Since then, we have included news stories on everything from wind turbine construction in France to the latest data on atmospheric CO2 concentrations. And feature articles on everything from solar thermal-fuelled district heating in Denmark to energy policy in Ireland. A variety of authors have also contributed comment articles. 


European energy crisis

Back to Europe’s energy crisis. I spent some time in the Czech Republic over Easter and, descending by air into Prague, I was struck by being able to see several coal-fired power stations around the city – smoke from the stacks give them away. It’s a change from the UK, where nearly all the old coal power stations now stand silent and still, having ended their days of emitting smoke (and steam), or have been demolished.
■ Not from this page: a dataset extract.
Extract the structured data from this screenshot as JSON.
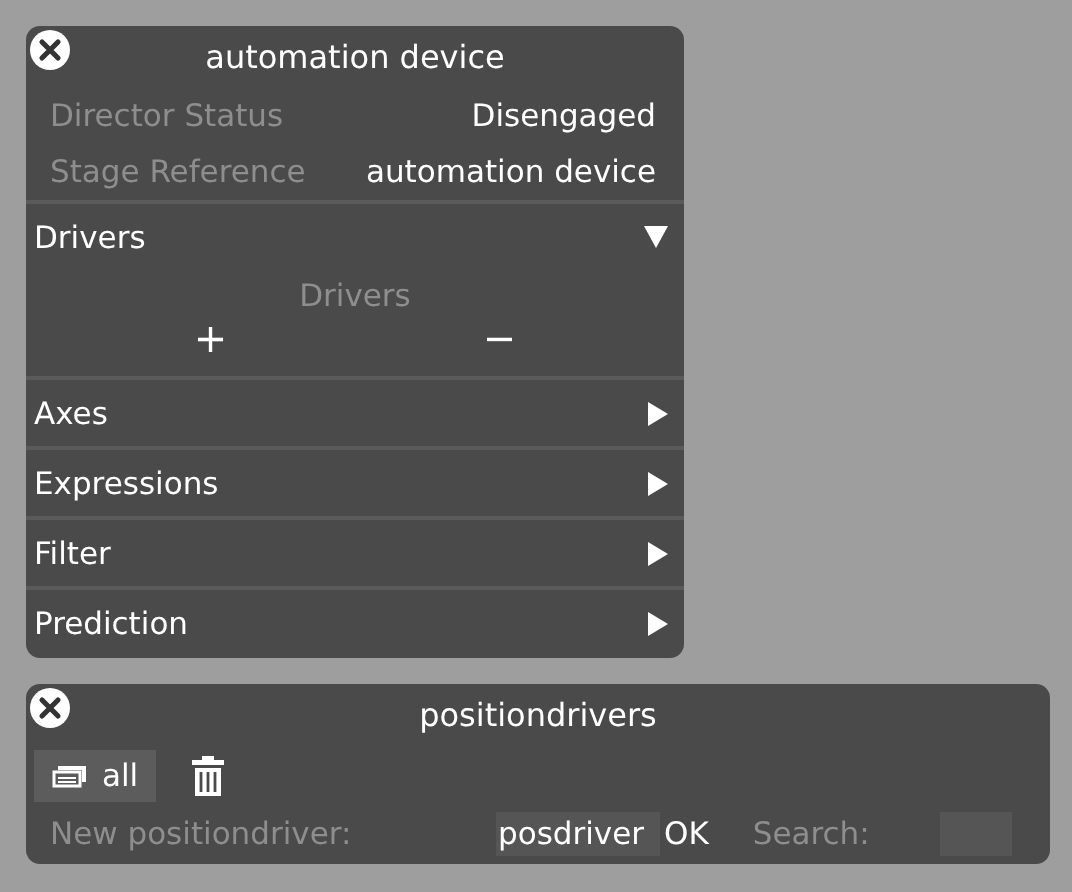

I remember on past trips to Germany being surprised by the huge number of onshore wind turbines visible from the air – Germany is certainly ahead of the Czech Republic in having by far the largest fleet of onshore wind turbines in Europe, but also continues to burn plenty of coal and lignite for power generation. According to the International Energy Agency (IEA), coal still accounts for almost half the power generation and a quarter of residential heat supplies in the Czech Republic. I was not mistaken. 


But, everything changes, and climate targets have made coal increasingly undesirable across Europe; Czechia must inevitably move away from coal. Last year’s IEA policy report suggests that the question is no longer if, but when coal will exit the country’s energy mix, with wind and solar eventually playing significant roles, alongside gas and an expanded nuclear sector. And, given that the country’s energy intensity is above the IEA average, action to place energy efficiency at the centre of policymaking is essential. 


The latest issue of EURACTIV’s Green Brief makes the point well, if alarmingly. If Russian gas flows are constrained next winter, it says Europeans may have to prepare for the rationing of gas used for domestic heating and – perhaps – for power generation as well. Consumers in Germany, Italy and the Netherlands are all at risk. The reduction of gas use in buildings is therefore more urgent than ever. 


Indeed, large rises in gas prices make the financial benefits of burning less ever more valuable. Little can be achieved before next winter begins, but the case for demand reduction is more pressing – and promises higher rewards – than it has been for years. The role of gas storage is crucial too – take a look at the feature article on this subject in this issue. 


Fuel rationing – isn’t that something from old wartime days? It certainly is – and may be again soon.


For now, all the content in New Energy World is open access – available to anyone with an internet connection. Please pass the website address on to interested colleagues and friends. Access arrangements will change, however, once the publication is fully established, so that only members of the EI will be able to see the whole picture. 


Want to comment on New Energy World? Or to contribute an article? Please go to the Contact page.


The views and opinions expressed in this article are those of the Acting Senior Editor only and are not necessarily given or endorsed by or on behalf of the Energy Institute.